Speedy Ortiz, preparing for Madison show, carry Top 100 favorites with them on tour
Speedy Ortiz returns to Madison Friday for the first time since their August Live on King Street show.Image By: Photo Courtesy of Carpark Records
It’s been a hot minute since Speedy Ortiz last hit Madison; or, more specifically, just a few months short of a year since they demolished Live on King Street, opening for tUnE-yArDs. The appearance felt like a bit of a victory lap after the release of 2013’s triumphant Major Arcana and 2014’s equally massive “Real Hair” EP, but it wasn’t the first time they had played the city.
“That was a really cool festival, with tUnE-yArDs, but we also played [in Madison] one time in some type of college dorm type thing … Minor Threat or Hüsker Dü had played there at some point, I think, in the 80s,” drummer Mike Falcone said.
He couldn’t quite recall the venue, but the more he described it, the more it sounded like Speedy Ortiz—and either Minor Threat or Hüsker Dü before them—had eviscerated Sellery Hall at one point in the past. “On the bottom floor there was a big room with a piano in the corner,” Falcone added, “and we spent some time there trying to figure out Wu-Tang songs on piano.”
The band recently added Devin McKnight to their lineup while guitarist Matt Robidoux takes a hiatus from playing. He’s a new element, but his frantic Spiral Stairs-esque style blends perfectly into frontwoman Sadie Dupuis’ anxious song structures—not surprising, since he’s been a fan since the beginning.
“I just remember when Speedy started being a band and I started seeing [them] around Boston more, and [2012 EP] ‘Sports’ came out, and I bought it, and it was great,” he recalled, laughing.
With McKnight on guitar the band recently recorded and released their third album, Foil Deer, another rock-solid entry in the band’s catalog in April.
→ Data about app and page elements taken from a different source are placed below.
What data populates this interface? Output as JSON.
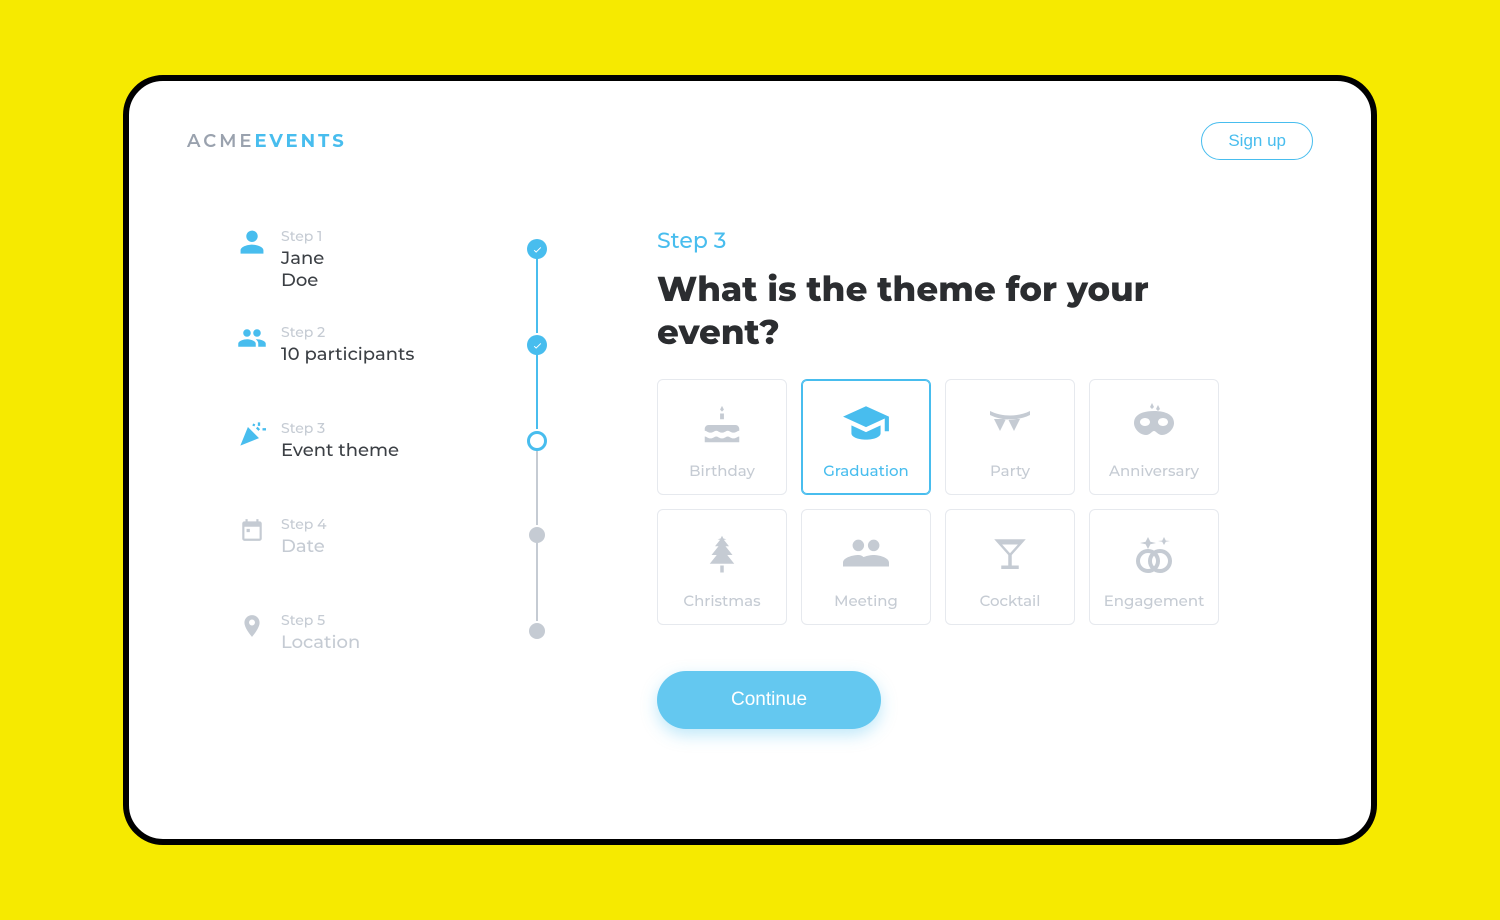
{
  "brand": {
    "part1": "ACME",
    "part2": "EVENTS"
  },
  "header": {
    "signup": "Sign up"
  },
  "sidebar": {
    "steps": [
      {
        "label": "Step 1",
        "value": "Jane\nDoe",
        "state": "done",
        "icon": "user"
      },
      {
        "label": "Step 2",
        "value": "10 participants",
        "state": "done",
        "icon": "users"
      },
      {
        "label": "Step 3",
        "value": "Event theme",
        "state": "current",
        "icon": "confetti"
      },
      {
        "label": "Step 4",
        "value": "Date",
        "state": "future",
        "icon": "calendar"
      },
      {
        "label": "Step 5",
        "value": "Location",
        "state": "future",
        "icon": "pin"
      }
    ]
  },
  "main": {
    "step_tag": "Step 3",
    "question": "What is the theme for your event?",
    "options": [
      {
        "label": "Birthday",
        "icon": "cake",
        "selected": false
      },
      {
        "label": "Graduation",
        "icon": "gradcap",
        "selected": true
      },
      {
        "label": "Party",
        "icon": "bunting",
        "selected": false
      },
      {
        "label": "Anniversary",
        "icon": "mask",
        "selected": false
      },
      {
        "label": "Christmas",
        "icon": "tree",
        "selected": false
      },
      {
        "label": "Meeting",
        "icon": "group",
        "selected": false
      },
      {
        "label": "Cocktail",
        "icon": "martini",
        "selected": false
      },
      {
        "label": "Engagement",
        "icon": "rings",
        "selected": false
      }
    ],
    "continue": "Continue"
  }
}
As always, the record is a mess of intricate and cryptic songwriting over snaking indie rock—it wasn’t surprising, then, that Falcone noted Elliott Smith’s ’90s band Heatmiser as a large influence.
Maybe more than ever before, though, the record demonstrates the band’s investment in pop music. “We listen to a lot of ’90s R&B, a lot of hip-hop, both bad and good, so whenever you kind of hear the pop elements come out in the songwriting—there’s a lot of singy, big R&B hooks,” McKnight said, which explains the roots of the permeating pop in thier music.
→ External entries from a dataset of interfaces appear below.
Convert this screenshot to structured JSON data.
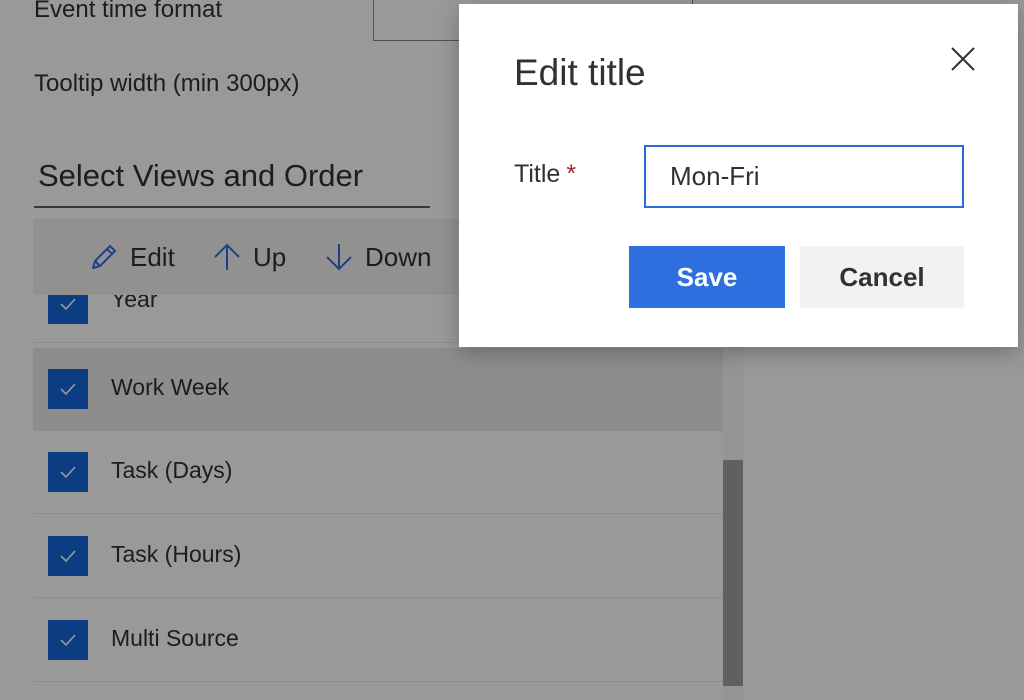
{
  "settings": {
    "event_time_format_label": "Event time format",
    "tooltip_width_label": "Tooltip width (min 300px)",
    "views_section_title": "Select Views and Order"
  },
  "toolbar": {
    "edit_label": "Edit",
    "up_label": "Up",
    "down_label": "Down"
  },
  "views": [
    {
      "label": "Year",
      "checked": true
    },
    {
      "label": "Work Week",
      "checked": true,
      "selected": true
    },
    {
      "label": "Task (Days)",
      "checked": true
    },
    {
      "label": "Task (Hours)",
      "checked": true
    },
    {
      "label": "Multi Source",
      "checked": true
    }
  ],
  "dialog": {
    "title": "Edit title",
    "field_label": "Title",
    "required_marker": "*",
    "field_value": "Mon-Fri",
    "save_label": "Save",
    "cancel_label": "Cancel"
  },
  "colors": {
    "accent": "#2e6fe0",
    "checkbox": "#1565d8",
    "required": "#a4262c"
  }
}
The pop influences permeate all parts of Speedy Ortiz, as even on tour it makes up the majority of the band’s listening habits. “I like to bring CD-Rs on tour, where you burn, like, the Billboard Top 100 from like, random years, like 2005 or 1995 or something,” said Falcone. “And if we had a really long drive, like seven to eight hours, we’d just listen to the whole thing. We’d end up skipping maybe 30-40 [songs] because a lot of them are really bad.”
“I was actually really surprised,” McKnight added, “I really hated ‘Fergalicious’ and ‘My Humps’ and ‘London Bridge’ when they were new, but they don’t actually sound that bad however many years later. They’ve actually aged very well, which is something I hadn’t expected.”
On the subject of pop music, I had to ask about the band’s feelings regarding Taylor Swift, espoused via early single “Taylor Swift” (featuring the impossibly great line “I got a boy who likes to fuck to Can”).
“A lot of people really get defensive about it. ‘How dare you make fun of her…’ and it’s like, I don’t know, I don’t think we’re making fun of her, this is just objectively what a lot of her songs are about,” Falcone said. “I liked Red a little more than .”
Finally, when I asked the two what would make Friday’s Speedy Ortiz set particularly special, Falcone paused, and then answered, “A crowd that feels a little more intimate is always nice, there’s not as much separation between the stage and the people when you’re playing. And I would say, things like there being… dope beer in the back or something.”
I don’t think he’ll be disappointed.Subscribe to The Daily Cardinal Newsletter